YOUR ASSIGNMENT
Looking only at the lines below that contain "JSON", give the number of them and no other text.

Page and application data records:
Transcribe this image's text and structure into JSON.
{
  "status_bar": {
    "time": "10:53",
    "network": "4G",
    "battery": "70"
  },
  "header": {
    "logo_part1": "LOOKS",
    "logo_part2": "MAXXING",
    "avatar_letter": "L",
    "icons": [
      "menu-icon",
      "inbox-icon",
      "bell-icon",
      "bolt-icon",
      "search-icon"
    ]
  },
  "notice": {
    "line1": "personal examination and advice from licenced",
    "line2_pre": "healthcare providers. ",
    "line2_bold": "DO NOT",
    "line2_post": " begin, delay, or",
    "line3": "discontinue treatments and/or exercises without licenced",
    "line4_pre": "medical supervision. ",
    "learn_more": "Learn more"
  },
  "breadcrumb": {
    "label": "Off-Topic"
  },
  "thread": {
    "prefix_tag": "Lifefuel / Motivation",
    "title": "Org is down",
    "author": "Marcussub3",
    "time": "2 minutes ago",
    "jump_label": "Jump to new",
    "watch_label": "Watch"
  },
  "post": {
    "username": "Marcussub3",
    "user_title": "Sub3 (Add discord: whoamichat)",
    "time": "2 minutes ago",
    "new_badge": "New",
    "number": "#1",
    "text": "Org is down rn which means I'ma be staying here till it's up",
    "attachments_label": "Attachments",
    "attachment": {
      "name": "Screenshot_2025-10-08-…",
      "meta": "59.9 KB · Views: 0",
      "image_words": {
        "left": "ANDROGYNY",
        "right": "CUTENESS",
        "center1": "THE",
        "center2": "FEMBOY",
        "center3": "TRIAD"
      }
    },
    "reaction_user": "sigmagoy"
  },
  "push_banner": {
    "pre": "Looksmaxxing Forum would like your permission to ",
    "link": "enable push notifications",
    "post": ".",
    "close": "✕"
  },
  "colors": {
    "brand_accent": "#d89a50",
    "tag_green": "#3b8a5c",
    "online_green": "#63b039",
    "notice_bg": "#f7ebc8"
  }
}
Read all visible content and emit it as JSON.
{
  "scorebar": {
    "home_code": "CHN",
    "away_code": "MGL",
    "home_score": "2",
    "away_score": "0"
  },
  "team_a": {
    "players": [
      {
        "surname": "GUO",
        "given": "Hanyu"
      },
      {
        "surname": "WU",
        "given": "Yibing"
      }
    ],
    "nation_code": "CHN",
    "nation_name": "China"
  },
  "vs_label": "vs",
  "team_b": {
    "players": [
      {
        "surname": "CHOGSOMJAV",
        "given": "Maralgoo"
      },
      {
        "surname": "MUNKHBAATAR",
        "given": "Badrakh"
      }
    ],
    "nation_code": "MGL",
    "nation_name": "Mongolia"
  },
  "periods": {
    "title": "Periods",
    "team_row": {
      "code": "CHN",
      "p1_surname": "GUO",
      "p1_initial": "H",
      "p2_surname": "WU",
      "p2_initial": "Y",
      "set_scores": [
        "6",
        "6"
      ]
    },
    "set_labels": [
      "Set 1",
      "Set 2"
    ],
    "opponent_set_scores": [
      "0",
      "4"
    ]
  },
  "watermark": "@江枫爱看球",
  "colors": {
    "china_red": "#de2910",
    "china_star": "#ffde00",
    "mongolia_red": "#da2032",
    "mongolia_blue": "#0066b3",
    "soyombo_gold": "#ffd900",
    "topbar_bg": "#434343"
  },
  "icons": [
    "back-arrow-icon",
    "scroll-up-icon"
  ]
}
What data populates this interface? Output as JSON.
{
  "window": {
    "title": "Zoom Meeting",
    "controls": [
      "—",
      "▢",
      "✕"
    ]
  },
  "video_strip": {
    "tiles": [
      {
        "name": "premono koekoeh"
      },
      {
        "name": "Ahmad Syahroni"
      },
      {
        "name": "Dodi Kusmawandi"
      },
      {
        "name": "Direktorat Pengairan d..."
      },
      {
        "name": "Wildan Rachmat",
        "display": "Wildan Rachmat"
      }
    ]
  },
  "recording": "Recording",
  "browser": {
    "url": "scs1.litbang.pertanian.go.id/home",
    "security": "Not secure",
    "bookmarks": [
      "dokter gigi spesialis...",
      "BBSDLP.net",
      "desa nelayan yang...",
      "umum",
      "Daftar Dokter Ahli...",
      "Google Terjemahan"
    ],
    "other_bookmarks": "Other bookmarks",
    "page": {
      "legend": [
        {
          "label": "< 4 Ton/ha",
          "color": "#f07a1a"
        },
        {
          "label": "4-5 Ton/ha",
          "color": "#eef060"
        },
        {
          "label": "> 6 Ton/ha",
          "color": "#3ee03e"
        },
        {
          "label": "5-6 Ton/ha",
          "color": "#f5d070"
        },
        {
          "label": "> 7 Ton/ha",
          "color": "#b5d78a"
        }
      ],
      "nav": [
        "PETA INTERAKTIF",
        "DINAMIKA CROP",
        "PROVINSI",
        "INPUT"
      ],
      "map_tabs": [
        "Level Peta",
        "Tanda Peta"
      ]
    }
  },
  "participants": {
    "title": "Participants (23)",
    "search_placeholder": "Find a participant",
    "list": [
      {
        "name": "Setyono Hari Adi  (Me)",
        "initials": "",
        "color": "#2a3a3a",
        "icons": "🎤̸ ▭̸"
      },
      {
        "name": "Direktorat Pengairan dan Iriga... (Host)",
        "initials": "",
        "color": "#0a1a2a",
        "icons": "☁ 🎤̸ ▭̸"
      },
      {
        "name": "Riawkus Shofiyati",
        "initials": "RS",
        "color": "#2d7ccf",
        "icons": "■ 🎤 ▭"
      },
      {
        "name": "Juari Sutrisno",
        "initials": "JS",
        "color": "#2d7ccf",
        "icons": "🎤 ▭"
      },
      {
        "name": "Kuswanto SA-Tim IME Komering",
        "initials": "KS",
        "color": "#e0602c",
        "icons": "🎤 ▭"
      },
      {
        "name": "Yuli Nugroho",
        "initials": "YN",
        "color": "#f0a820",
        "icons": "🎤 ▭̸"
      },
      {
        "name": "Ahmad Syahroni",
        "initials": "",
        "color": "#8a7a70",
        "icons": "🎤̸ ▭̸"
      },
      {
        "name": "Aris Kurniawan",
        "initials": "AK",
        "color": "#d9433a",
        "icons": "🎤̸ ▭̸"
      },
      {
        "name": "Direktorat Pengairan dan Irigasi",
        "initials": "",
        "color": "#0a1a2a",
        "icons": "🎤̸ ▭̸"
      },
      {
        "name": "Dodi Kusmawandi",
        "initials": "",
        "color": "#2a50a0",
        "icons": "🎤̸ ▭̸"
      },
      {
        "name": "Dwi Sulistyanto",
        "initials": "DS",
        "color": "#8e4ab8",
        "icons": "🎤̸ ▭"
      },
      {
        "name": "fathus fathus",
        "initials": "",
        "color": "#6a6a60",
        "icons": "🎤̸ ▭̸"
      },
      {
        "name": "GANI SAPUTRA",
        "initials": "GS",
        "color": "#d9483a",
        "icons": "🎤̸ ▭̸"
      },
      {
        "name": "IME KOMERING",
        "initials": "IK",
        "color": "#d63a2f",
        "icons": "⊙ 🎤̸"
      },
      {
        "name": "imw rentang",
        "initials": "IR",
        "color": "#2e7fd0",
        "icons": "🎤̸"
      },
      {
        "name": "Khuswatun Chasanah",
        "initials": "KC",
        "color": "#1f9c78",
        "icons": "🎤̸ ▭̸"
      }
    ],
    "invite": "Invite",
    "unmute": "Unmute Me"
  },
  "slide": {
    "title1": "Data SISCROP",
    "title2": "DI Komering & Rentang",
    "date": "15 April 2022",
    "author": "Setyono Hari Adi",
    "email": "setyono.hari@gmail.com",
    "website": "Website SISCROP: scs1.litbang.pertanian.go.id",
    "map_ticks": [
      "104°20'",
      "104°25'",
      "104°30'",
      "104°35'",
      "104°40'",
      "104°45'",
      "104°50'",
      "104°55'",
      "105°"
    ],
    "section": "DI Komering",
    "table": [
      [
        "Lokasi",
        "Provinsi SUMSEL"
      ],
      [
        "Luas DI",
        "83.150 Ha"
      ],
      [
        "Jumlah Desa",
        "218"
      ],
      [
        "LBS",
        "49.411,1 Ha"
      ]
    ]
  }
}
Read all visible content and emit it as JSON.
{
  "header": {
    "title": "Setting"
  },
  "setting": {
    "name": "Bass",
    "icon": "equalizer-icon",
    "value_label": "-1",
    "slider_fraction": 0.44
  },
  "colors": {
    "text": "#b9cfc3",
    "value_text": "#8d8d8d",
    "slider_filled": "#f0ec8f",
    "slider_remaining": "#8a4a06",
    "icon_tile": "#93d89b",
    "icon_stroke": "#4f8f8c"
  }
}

EXERCISE RESULT
4